# [Provided entries]
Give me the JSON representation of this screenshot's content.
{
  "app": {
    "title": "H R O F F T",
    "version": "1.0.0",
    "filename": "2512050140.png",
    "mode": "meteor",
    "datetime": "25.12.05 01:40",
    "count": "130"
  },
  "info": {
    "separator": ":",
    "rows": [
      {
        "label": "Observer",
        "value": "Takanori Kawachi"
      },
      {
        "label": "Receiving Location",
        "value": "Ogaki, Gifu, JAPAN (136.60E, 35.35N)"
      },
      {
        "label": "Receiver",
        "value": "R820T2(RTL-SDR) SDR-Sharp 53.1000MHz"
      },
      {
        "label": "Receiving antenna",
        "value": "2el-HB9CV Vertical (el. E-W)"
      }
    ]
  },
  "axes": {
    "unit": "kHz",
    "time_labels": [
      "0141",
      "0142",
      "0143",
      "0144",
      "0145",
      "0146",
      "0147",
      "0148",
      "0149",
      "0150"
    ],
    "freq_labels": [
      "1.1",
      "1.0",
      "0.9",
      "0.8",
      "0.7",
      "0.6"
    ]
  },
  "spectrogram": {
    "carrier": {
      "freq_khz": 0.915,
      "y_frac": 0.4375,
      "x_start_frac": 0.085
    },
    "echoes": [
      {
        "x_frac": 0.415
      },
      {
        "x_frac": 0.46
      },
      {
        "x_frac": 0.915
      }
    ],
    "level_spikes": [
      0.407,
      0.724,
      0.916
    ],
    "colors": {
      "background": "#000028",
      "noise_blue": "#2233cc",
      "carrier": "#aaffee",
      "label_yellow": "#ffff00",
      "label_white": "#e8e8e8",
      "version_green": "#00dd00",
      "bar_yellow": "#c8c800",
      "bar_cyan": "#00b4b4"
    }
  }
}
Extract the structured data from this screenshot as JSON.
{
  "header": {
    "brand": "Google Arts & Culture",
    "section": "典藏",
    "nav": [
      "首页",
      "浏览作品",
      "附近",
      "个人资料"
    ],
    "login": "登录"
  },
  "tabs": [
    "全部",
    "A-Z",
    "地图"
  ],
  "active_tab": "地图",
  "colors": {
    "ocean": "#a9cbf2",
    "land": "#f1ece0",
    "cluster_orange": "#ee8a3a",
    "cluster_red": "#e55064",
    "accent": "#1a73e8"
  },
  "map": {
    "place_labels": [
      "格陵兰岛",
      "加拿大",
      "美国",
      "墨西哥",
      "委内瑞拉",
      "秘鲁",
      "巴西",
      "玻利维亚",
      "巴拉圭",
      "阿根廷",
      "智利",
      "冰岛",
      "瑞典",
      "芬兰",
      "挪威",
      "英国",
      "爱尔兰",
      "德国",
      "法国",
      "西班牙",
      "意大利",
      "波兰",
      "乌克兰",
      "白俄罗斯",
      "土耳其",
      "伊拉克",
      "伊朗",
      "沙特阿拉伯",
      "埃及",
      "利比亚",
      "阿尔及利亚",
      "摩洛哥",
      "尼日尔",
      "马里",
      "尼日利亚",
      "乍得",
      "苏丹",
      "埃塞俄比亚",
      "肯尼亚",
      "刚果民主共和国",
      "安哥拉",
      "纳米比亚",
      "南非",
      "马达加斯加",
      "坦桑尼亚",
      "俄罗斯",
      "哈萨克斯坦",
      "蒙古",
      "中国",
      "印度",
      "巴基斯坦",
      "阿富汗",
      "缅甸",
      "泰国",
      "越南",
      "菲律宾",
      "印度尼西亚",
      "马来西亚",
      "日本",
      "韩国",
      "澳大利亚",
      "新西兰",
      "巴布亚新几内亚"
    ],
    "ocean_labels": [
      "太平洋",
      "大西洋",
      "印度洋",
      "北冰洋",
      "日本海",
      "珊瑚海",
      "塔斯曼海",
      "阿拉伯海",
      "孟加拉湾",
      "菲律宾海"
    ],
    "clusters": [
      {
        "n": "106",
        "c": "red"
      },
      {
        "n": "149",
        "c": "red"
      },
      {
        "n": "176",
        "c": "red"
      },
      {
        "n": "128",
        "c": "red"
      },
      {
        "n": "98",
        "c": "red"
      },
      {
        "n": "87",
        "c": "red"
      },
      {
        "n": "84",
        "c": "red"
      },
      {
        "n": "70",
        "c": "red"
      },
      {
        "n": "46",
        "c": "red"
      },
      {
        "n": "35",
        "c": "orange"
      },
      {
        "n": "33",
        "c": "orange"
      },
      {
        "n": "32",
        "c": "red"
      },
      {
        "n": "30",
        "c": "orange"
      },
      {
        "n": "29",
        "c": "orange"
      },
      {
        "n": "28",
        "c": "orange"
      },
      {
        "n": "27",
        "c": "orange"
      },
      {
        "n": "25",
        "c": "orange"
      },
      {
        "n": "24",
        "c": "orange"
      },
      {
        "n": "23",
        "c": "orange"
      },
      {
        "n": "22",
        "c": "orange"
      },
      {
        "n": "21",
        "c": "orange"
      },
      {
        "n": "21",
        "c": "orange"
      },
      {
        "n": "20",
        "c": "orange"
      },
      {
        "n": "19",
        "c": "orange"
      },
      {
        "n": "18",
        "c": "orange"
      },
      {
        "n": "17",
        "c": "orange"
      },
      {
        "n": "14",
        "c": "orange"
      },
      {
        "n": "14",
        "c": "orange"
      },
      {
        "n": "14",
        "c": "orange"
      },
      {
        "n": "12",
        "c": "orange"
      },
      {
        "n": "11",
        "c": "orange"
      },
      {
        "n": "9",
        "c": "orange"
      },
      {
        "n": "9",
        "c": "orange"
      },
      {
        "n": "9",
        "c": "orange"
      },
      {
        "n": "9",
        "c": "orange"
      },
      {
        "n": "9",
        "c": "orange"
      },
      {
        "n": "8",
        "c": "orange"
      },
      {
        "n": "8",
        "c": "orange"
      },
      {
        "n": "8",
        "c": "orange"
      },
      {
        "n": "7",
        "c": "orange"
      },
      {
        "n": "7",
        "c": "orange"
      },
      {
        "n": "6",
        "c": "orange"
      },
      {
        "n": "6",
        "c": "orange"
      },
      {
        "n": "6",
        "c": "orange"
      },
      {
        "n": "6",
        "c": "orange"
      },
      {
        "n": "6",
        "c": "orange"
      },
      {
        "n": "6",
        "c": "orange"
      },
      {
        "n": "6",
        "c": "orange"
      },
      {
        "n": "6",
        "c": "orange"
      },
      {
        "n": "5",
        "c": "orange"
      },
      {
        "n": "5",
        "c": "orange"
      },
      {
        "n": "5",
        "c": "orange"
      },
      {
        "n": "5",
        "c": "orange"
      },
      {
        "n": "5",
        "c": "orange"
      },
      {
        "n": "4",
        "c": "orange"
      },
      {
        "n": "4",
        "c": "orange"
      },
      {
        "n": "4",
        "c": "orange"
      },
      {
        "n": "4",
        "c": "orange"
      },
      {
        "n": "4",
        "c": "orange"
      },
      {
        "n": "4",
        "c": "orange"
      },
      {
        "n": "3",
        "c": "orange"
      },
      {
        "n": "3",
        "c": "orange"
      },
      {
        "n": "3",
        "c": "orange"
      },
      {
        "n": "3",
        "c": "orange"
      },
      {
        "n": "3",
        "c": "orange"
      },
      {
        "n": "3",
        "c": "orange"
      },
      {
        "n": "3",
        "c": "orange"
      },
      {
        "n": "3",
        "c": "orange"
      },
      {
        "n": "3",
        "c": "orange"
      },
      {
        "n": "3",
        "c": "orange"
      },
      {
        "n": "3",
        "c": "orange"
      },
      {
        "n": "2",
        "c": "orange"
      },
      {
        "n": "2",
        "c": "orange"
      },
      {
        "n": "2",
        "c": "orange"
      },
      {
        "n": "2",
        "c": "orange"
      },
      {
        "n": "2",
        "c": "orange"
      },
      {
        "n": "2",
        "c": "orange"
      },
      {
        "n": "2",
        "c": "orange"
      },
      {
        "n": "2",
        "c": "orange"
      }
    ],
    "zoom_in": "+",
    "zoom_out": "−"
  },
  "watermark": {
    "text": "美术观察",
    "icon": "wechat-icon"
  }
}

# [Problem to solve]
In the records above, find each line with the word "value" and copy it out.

# [Completed task]
        "value": "Takanori Kawachi"
        "value": "Ogaki, Gifu, JAPAN (136.60E, 35.35N)"
        "value": "R820T2(RTL-SDR) SDR-Sharp 53.1000MHz"
        "value": "2el-HB9CV Vertical (el. E-W)"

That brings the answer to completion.